A new model of traumatic axonal injury has been developed by causing a single, rapid, controlled elongation (tensile strain) in the optic nerve of the albino guinea pig. Electron microscopy demonstrates axonal swelling, axolemmal blebs, and accumulation of organelles identical to those seen in human and experimental brain injury. Quantitative morphometric studies confirm that 17% of the optic nerve axons are injured without vascular disruption, and horseradish peroxidase (HRP) studies confirm alterations in rapid axoplasmic transport at the sites of injury. Since 95% to 98% of the optic nerve fibers are crossed, studies of the cell bodies and terminal fields of injured axons can be performed in this model. Glucose utilization was increased in the retina following injury, confirming electron microscopic changes of central chromatolysis in the ganglion cells and increased metabolic activity in reaction to axonal injury. Decreased activity at the superior colliculus was demonstrated by delayed HRP arrival after injury. The model is unique because it produces axonal damage that is morphologically identical to that seen in human brain injury and does so by delivering tissue strains of the same type and magnitude that cause axonal damage in the human. The model offers the possibility of improving the understanding of traumatic damage of central nervous system (CNS) axons because it creates reproducible axonal injury in a well-defined anatomical system that obviates many of the difficulties associated with studying the complex morphology of the brain.

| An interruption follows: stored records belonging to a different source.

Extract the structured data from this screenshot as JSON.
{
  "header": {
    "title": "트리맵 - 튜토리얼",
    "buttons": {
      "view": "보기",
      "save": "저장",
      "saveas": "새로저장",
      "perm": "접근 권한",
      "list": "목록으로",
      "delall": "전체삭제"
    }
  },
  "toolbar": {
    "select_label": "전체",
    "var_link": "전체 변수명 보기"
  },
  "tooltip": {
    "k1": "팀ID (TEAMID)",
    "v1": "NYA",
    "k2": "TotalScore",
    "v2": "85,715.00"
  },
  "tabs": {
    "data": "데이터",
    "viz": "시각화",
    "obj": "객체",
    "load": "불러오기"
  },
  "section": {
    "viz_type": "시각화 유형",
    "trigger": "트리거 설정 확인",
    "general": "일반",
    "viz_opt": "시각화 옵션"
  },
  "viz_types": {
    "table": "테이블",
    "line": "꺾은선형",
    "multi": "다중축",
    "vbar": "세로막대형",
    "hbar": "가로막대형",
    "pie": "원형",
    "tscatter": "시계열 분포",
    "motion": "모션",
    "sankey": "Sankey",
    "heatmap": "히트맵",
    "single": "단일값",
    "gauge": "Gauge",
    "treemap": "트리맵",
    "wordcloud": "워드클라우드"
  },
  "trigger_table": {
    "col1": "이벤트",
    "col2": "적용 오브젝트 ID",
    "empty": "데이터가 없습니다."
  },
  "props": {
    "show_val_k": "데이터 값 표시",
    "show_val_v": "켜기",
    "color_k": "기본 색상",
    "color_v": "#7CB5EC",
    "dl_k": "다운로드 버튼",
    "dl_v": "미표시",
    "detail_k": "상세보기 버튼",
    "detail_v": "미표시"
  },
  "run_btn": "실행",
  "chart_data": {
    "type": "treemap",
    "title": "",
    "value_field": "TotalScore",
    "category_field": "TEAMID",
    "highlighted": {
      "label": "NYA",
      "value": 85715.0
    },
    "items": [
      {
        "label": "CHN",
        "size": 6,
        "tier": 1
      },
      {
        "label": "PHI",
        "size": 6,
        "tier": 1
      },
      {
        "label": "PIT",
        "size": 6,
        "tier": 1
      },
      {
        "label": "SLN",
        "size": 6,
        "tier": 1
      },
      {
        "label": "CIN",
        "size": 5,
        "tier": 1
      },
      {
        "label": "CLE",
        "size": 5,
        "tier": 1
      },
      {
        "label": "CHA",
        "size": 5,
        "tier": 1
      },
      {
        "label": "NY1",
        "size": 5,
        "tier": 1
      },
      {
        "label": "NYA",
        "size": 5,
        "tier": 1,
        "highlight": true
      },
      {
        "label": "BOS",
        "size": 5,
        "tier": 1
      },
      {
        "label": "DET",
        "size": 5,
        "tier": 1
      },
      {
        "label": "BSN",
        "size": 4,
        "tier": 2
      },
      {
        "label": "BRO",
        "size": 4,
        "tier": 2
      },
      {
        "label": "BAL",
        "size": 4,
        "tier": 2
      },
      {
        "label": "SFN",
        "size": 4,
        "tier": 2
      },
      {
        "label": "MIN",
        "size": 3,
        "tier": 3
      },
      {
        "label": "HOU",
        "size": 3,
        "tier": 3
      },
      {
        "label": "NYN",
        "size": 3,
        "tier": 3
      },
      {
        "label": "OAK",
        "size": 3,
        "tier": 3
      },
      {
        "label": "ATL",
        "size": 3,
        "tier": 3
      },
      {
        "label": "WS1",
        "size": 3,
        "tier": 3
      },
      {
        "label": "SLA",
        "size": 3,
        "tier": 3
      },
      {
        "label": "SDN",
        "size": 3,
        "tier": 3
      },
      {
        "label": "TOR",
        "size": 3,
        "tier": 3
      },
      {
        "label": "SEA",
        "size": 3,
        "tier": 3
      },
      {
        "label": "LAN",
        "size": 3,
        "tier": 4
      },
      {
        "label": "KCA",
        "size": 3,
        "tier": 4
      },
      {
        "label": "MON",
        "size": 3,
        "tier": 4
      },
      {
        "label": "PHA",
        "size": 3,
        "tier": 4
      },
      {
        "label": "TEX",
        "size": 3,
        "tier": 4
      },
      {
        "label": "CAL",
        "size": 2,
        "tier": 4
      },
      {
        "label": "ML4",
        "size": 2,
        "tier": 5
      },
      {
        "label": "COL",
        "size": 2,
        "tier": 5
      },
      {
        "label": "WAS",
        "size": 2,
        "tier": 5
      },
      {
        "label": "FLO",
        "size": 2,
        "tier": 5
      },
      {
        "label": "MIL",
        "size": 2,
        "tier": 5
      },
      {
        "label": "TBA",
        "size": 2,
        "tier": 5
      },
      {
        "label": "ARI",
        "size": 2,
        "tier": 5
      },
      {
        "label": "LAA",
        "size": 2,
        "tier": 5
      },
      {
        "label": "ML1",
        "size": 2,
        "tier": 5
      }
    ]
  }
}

Publication types

  • Research Support, U.S. Gov't, P.H.S.

MeSH terms

  • Animals
  • Axons / injuries*
  • Axons / ultrastructure
  • Brain Injuries / metabolism
  • Brain Injuries / pathology*
  • Glucose / metabolism
  • Guinea Pigs
  • Male
  • Models, Neurological
  • Optic Nerve / ultrastructure
  • Optic Nerve Injuries*


  • Glucose